As a child, I never did very well in science classes. I passed the classes with decent grades but something always felt so out of reach, so disconnected. Now that I’m well into my thirties I find myself craving a more solid foundation in biology, botany, even physics. I’m discovering that my children are the best science teachers around.
At five-years-old, they’re enamored with the way anything and everything works. They’re fascinated with the idea that numbers can have no end and that things appear smaller the further they are away. They’re curious about how water freezes and how it boils. They want to know all about the body parts of a grasshopper and how ants poop. They ask questions about meteors and stars and the sun and the moon. Finding a spider or praying mantis in the garden shuts down all other activities. They make inventions and suggest hypotheses, their curious minds lighting a spark in my own. Together we explore.
As a young child my mom always took me to the Dardanelle library, making sure I made it to story time and took part in all the summer reading programs. She taught me about inter-library loaning and always encouraged —or at the very least, tolerated — my short-lived reading obsession with everything from horses to pirates to historical fiction. She believed in the fundamental power of childhood reading. Even when she was confused by or disapproved of my topics of interest, she always encouraged me to learn more. Because of this curiosity she honored in me, I can honestly say that as an adult I don’t ever get bored. Should I ever happen upon some free time (hahahaha), there is always a book waiting. I consider this inoculation against boredom one of her greatest gifts to me.
This summer my sons are taking part in the 1000 Books Before Kindergarten program, and we’ve been plowing through the hardcovers left and right. We’ve read picture books about Frog and Toad and the twins Ling and Ting and the Good Dog Carl series and pretty much anything we can find written by Mo Williams (be sure and check out City Dog, County Frog, even if you are 68-years-old and there are no kids around. It’s a book for the ages). We read books to their little sister about bushing teeth and the importance of going to sleep. But more often than not we read science books.
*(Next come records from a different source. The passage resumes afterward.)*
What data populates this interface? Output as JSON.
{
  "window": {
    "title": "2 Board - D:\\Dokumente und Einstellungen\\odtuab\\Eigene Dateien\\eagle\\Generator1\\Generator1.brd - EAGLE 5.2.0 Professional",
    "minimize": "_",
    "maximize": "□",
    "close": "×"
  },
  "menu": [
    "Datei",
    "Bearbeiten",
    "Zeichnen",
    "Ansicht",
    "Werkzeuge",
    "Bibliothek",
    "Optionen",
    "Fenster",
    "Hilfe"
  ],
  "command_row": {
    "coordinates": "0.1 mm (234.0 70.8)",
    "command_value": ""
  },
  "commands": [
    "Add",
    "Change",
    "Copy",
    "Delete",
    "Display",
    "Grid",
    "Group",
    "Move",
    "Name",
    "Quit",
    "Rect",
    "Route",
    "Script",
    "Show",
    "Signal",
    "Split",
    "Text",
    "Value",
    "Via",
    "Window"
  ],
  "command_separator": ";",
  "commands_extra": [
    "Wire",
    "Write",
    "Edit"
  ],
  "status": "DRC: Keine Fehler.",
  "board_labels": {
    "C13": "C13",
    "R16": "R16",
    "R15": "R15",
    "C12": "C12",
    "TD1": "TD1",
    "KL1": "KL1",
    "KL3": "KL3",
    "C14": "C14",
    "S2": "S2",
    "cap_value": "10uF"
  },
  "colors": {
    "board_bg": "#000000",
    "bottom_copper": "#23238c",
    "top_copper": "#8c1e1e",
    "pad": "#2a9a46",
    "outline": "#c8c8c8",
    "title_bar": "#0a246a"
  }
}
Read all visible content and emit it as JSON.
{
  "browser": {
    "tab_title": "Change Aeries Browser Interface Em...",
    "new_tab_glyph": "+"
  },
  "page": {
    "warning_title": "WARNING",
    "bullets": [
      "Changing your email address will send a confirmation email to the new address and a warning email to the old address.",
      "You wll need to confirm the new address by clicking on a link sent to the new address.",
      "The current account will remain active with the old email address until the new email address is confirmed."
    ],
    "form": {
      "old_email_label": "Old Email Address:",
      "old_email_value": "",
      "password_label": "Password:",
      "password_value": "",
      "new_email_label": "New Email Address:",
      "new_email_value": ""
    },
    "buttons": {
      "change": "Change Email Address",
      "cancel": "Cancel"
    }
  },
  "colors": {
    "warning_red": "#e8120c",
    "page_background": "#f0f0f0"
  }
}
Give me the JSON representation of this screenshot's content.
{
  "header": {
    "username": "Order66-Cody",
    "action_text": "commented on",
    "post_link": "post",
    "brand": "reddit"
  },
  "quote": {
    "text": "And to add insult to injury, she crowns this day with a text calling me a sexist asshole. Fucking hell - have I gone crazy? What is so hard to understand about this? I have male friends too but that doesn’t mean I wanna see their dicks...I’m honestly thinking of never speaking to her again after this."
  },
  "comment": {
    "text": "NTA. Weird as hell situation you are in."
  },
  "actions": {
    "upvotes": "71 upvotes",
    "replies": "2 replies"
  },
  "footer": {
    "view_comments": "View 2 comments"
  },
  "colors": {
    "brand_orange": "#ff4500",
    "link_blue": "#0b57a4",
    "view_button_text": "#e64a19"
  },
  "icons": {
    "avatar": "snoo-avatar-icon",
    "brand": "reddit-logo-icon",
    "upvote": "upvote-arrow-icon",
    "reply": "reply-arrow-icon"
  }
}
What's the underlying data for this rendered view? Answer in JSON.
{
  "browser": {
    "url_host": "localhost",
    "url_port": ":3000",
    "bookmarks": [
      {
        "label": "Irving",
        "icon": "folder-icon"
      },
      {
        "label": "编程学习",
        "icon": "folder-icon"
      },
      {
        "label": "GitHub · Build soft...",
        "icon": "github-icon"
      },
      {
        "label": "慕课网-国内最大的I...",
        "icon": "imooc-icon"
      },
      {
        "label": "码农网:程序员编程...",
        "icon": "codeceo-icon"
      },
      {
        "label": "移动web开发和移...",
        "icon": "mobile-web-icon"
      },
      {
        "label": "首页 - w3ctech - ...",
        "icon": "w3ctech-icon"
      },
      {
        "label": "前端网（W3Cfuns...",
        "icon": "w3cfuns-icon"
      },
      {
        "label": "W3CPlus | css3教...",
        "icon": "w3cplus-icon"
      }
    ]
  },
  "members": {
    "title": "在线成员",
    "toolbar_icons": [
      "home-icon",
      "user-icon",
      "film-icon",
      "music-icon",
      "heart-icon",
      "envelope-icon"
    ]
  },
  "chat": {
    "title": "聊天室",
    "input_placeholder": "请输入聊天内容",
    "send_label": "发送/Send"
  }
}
I love our time reading together, and not just because I get to watch their excited faces or hear their joyful exclamations or any of those other clichés everyone always says about kids and books and discovery. I love it because I am learning so much. So far this summer I’ve learned how to make a wormery for compost, everything I could ever need to know about the life cycles of bees, dragonflies and grasshoppers, and how people go to the bathroom in a space ship. I’ve learned about the secret life of microbes and the details of pollination and the hibernation habits of bears and how owls make pellets. I have learned how wind makes weather and how microbes multiply. Just this morning I learned about Antarctica.
I’m taken aback by the spark of hope and creativity I am finding in a 20 page book on how sea salt is made. And I’m throughly impressed with all the information that can be packed into a large font publication on bulbs and roots. Thanks to the generosity of several dear friends who sent us boxes of math-focused books, we’ve even started reading about fractions and basic math, and I am finding that maybe I have more of a math brain that I originally thought. Children’s books leave so much up to the imagination, and maybe that’s what I was missing all those years in science classes.
After all, when you have less than 20 pages, there is no time to wallow in the minutia of a subject. The authors get straight to the heart of the matter in simple and straight forward sentences. I keep thinking of the well-worn but useful quote from Einstein: “The definition of genius is taking the complex and making it simple.”So hats off to children’s book authors. Anyone who thinks there just simple little books is missing out on what might be the most important thing we can ever come to know.
Below is a list of just a few of our favorites, all checked out from the Arkansas public library system. What are you reading this summer? Visit me online at www.boileddownjuice.com or www.tendingthebittersweets.wordpress.com and tell me about your favorite kids books this summer.
What Are Bulbs and Roots?
by Molly Aloian
World of Insects series – What is Pollination?
by Bobbie Kalman
by Denise Fleming (a book about ants)
The Frog Scientist
by Pamela S. Turner
Tiny Creatures: The World of Microbes
by Nicola Davies, illustrated by Emily Sutton
How Does Weather Change?
by Jennifer Boothroyd